Now that the first frosts are with us it seems that the shorebirds are just about done for the autumn at St-Lazare sand pits. Below is a summary of the season’s passage. Exceptional were the high numbers of Black-bellied Plovers, five Hudsonian Godwits and five Long-billed Dowitchers.
Black-bellied Plover – The first was seen on 20-September, numbers then increased and late afternoon saw the spare sand bars covered in birds. My best count was 144 on 24-October.
American Golden-Plover – around from 03-October with up to 15 on some days. In relatively nearby fields there was a flock of at least 70 in newly ploughed fields. The last birds were present 18-October.
Semipalmated Plover – Been scarce this year with three on 1-September, two of which remained until the next day and one on 6-October and that was it!
Killdeer – The traditional autumn build up saw a peak count of 75 in Mid September.
Spotted Sandpiper – although four pairs bred or at least tried to, they moved out fairly quickly. The last one of the autumn was seen on 21-September..

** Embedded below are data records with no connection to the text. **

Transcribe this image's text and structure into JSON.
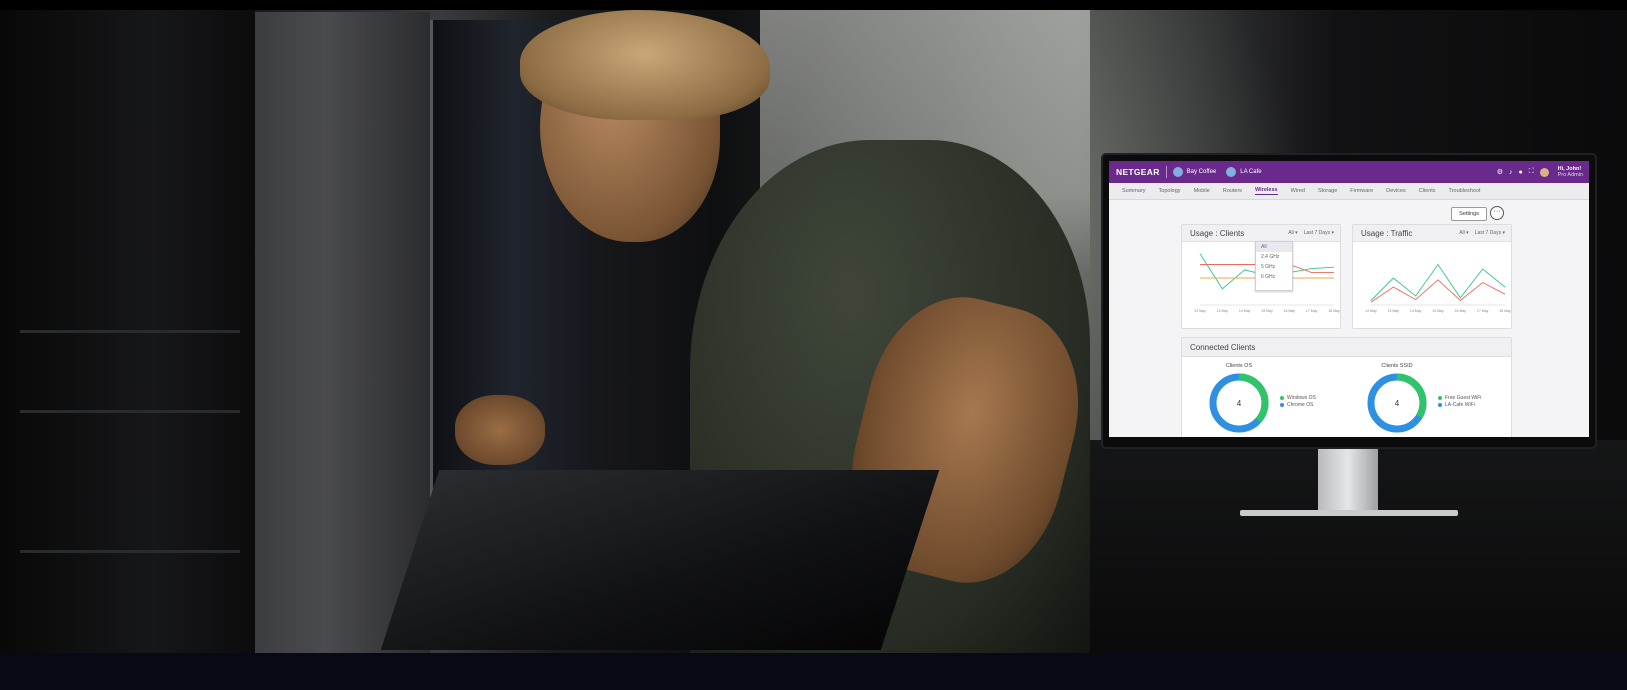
{
  "netgear": {
    "logo": "NETGEAR",
    "org": "Bay Coffee",
    "location": "LA Cafe",
    "user_greeting": "Hi, John!",
    "user_role": "Pro Admin",
    "tabs": [
      "Summary",
      "Topology",
      "Mobile",
      "Routers",
      "Wireless",
      "Wired",
      "Storage",
      "Firmware",
      "Devices",
      "Clients",
      "Troubleshoot"
    ],
    "active_tab": "Wireless",
    "settings_label": "Settings",
    "more_label": "···"
  },
  "usage_clients": {
    "title": "Usage : Clients",
    "filter_band": "All ▾",
    "filter_range": "Last 7 Days ▾",
    "dropdown_options": [
      "All",
      "2.4 GHz",
      "5 GHz",
      "6 GHz"
    ]
  },
  "usage_traffic": {
    "title": "Usage : Traffic",
    "filter_band": "All ▾",
    "filter_range": "Last 7 Days ▾"
  },
  "connected_clients": {
    "title": "Connected Clients",
    "os_title": "Clients OS",
    "os_count": "4",
    "os_legend": [
      "Windows OS",
      "Chrome OS"
    ],
    "ssid_title": "Clients SSID",
    "ssid_count": "4",
    "ssid_legend": [
      "Free Guest WiFi",
      "LA-Cafe WiFi"
    ]
  },
  "colors": {
    "brand_purple": "#6a2a8c",
    "series_green": "#35c48a",
    "series_red": "#e86a5a",
    "series_orange": "#f2a640",
    "donut_blue": "#2f8fe0",
    "donut_green": "#2fc46a"
  },
  "chart_data": [
    {
      "type": "line",
      "title": "Usage : Clients",
      "categories": [
        "12 May",
        "13 May",
        "14 May",
        "15 May",
        "16 May",
        "17 May",
        "18 May"
      ],
      "series": [
        {
          "values": [
            3.8,
            1.2,
            2.6,
            2.2,
            2.4,
            2.7,
            2.8
          ]
        },
        {
          "values": [
            3.0,
            3.0,
            3.0,
            3.0,
            3.0,
            2.4,
            2.4
          ]
        },
        {
          "values": [
            2.0,
            2.0,
            2.0,
            2.0,
            2.0,
            2.0,
            2.0
          ]
        }
      ],
      "ylim": [
        0,
        4
      ]
    },
    {
      "type": "line",
      "title": "Usage : Traffic",
      "categories": [
        "12 May",
        "13 May",
        "14 May",
        "15 May",
        "16 May",
        "17 May",
        "18 May"
      ],
      "series": [
        {
          "values": [
            5,
            30,
            10,
            45,
            8,
            40,
            20
          ]
        },
        {
          "values": [
            3,
            20,
            6,
            28,
            5,
            25,
            12
          ]
        }
      ],
      "ylim": [
        0,
        60
      ]
    }
  ]
}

Solitary Sandpiper – Up to three were around late August but none since.
Greater Yellowlegs – The numbers fluctuated as birds moved through with never more than 10 on site on any one day, the last record, (of five birds) was from 17-October.
Lesser Yellowlegs – The numbers peaked at 45, the last was on 12-October.

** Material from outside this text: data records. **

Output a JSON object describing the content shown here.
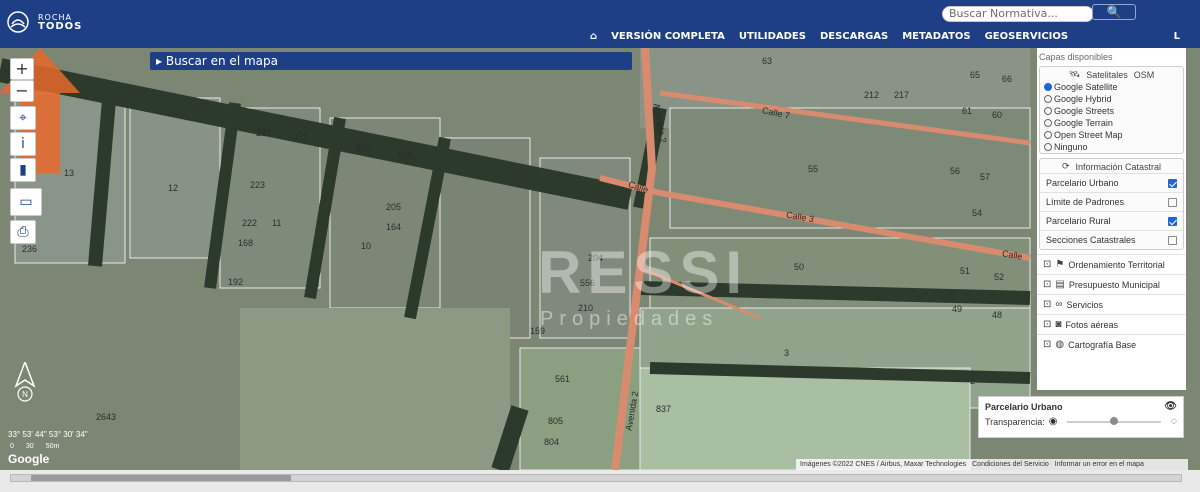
{
  "header": {
    "logo_top": "ROCHA",
    "logo_bottom": "TODOS",
    "search_placeholder": "Buscar Normativa...",
    "search_button": "🔍"
  },
  "menu": {
    "home_icon": "home-icon",
    "items": [
      {
        "label": "VERSIÓN COMPLETA"
      },
      {
        "label": "UTILIDADES"
      },
      {
        "label": "DESCARGAS"
      },
      {
        "label": "METADATOS"
      },
      {
        "label": "GEOSERVICIOS"
      }
    ],
    "caret": "L"
  },
  "map": {
    "search_label": "▸ Buscar en el mapa",
    "zoom_in": "+",
    "zoom_out": "−",
    "tools": [
      "location-pin-icon",
      "info-icon",
      "bookmark-icon",
      "screen-icon",
      "print-icon"
    ],
    "parcel_labels": [
      "13",
      "12",
      "231",
      "177",
      "232",
      "163",
      "223",
      "222",
      "11",
      "168",
      "10",
      "205",
      "164",
      "236",
      "192",
      "204",
      "556",
      "210",
      "159",
      "561",
      "805",
      "804",
      "2643",
      "63",
      "212",
      "217",
      "65",
      "66",
      "61",
      "60",
      "55",
      "56",
      "57",
      "54",
      "50",
      "51",
      "52",
      "49",
      "48",
      "3",
      "837",
      "2"
    ],
    "streets": [
      "Calle 7",
      "Calle",
      "Calle 3",
      "Calle",
      "Avenida 2",
      "Avenida 2"
    ],
    "watermark_main": "RESSI",
    "watermark_sub": "Propiedades",
    "coords": "33° 53' 44\"  53° 30' 34\"",
    "scale_labels": [
      "0",
      "30",
      "50m"
    ],
    "google": "Google",
    "attribution": [
      "Imágenes ©2022 CNES / Airbus, Maxar Technologies",
      "Condiciones del Servicio",
      "Informar un error en el mapa"
    ]
  },
  "panel": {
    "title": "Capas disponibles",
    "base_layers_title": "Satelitales",
    "osm_label": "OSM",
    "base_layers": [
      {
        "label": "Google Satellite",
        "selected": true
      },
      {
        "label": "Google Hybrid",
        "selected": false
      },
      {
        "label": "Google Streets",
        "selected": false
      },
      {
        "label": "Google Terrain",
        "selected": false
      },
      {
        "label": "Open Street Map",
        "selected": false
      },
      {
        "label": "Ninguno",
        "selected": false
      }
    ],
    "cadastral_title": "Información Catastral",
    "cadastral": [
      {
        "label": "Parcelario Urbano",
        "checked": true
      },
      {
        "label": "Límite de Padrones",
        "checked": false
      },
      {
        "label": "Parcelario Rural",
        "checked": true
      },
      {
        "label": "Secciones Catastrales",
        "checked": false
      }
    ],
    "sections": [
      {
        "label": "Ordenamiento Territorial"
      },
      {
        "label": "Presupuesto Municipal"
      },
      {
        "label": "Servicios"
      },
      {
        "label": "Fotos aéreas"
      },
      {
        "label": "Cartografía Base"
      }
    ]
  },
  "popup": {
    "title": "Parcelario Urbano",
    "transparency_label": "Transparencia:",
    "transparency_value": 0.5
  }
}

Hudsonian Godwit – A great year for this species with several sites in Quebec hosting birds. The first arrived on 3-October and stayed a four of days. Next came three birds together seen on the evening of 12-October, finally a new bird arrived 13-October and stayed until the next day.

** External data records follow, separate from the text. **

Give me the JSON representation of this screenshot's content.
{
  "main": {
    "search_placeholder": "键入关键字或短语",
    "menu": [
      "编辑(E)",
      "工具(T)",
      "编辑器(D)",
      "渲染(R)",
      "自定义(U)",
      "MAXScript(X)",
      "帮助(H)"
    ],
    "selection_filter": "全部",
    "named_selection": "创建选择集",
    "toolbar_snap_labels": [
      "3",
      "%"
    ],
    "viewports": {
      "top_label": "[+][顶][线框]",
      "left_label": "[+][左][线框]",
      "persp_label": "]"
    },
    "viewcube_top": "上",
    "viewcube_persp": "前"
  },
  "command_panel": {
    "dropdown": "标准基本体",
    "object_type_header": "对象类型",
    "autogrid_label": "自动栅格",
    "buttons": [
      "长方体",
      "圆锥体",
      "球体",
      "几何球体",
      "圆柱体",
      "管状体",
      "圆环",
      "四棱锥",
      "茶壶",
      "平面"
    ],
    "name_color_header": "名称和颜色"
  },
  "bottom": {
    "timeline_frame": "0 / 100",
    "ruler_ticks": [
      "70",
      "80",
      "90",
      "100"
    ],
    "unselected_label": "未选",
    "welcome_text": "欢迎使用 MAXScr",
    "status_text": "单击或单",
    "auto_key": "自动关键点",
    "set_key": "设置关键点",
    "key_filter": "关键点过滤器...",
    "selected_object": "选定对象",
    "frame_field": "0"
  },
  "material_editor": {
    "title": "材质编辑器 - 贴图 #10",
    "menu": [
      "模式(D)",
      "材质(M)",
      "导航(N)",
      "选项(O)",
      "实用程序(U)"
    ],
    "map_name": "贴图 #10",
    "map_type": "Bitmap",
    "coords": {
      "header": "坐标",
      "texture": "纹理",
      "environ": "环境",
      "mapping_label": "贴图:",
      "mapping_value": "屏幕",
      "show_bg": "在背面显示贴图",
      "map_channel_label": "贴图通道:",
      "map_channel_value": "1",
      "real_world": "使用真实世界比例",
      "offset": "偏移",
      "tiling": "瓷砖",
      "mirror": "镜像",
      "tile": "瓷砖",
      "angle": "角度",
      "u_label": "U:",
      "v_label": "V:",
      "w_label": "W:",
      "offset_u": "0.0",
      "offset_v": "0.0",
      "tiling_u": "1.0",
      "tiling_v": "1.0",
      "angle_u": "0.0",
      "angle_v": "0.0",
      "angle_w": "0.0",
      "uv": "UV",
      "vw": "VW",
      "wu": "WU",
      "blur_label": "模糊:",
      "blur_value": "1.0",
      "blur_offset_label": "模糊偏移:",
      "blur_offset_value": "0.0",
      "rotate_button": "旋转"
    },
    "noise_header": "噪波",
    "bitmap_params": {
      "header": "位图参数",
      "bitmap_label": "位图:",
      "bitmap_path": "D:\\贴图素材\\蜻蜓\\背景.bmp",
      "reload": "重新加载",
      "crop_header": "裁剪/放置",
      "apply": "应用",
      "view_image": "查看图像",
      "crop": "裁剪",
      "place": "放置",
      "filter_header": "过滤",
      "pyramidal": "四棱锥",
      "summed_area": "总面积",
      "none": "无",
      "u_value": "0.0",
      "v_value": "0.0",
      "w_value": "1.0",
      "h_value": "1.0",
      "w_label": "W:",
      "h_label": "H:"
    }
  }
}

Semipalmated Sandpiper – Not very common this autumn peaking at around 15 individuals.
Least Sandpiper – Birds were present daily throughout the main autumn passage period.
White-rumped Sandpiper – The peak count was seven birds.
Baird’s Sandpiper – Three different birds passed through but none stayed for more than a day.
Pectoral Sandpiper – Perhaps up to 20 birds were seen throughout the autumn with the highest day count being nine.
Dunlin – The first birds appeared 30-September and then increased to 26 by mid October.
Stilt Sandpiper – At least one individual was present from late September into early October.
Short-billed Dowitcher – One was present 23 to 27-September.
Long-billed Dowitcher – An unprecedented five individuals were seen including three together on several dates. The first was seen on 30-September, the last on 28-October.
Wilson’s Snipe – Scarce this autumn with just three birds around in late September.
On 26-October I went out to Hungry Bay, the western entrance to Beauharnois Canal. No wind to speak of meant it was easy to scan the area, my totals for an hours watching were: Red-necked Grebe 11, Horned Grebe 3, White-winged Scoter 11 and Common Loon 10. There were still a couple of Myrtle Warblers around too.
This past week has seen the water dominated by Canada Geese but the Redhead continued to show and three new Ruddy Ducks appeared today making eight for the autumn so far. Common Mergansers are now being seen daily while one day had three male Hooded Mergansers to compliment the female/immature which has been around for a while. Northern Pintails have only numbered two which is poor while the lone Common Goldeneye lingers
The colder weather has also started to inspire visible movement through the pits with Rusty Blackbirds seen daily in small flocks, Dark-eyed Juncos are also zipping about and a Northern Gray Shrike is in residence ready for the anticipated redpoll feast.
The forecast for the week to come is for much of the same type of weather so fingers crossed for more passage. It can’t be too long before the Blue Jays start up and this year I will probably have time to enjoy it. Sorry that there have been no photos for a while, must try harder.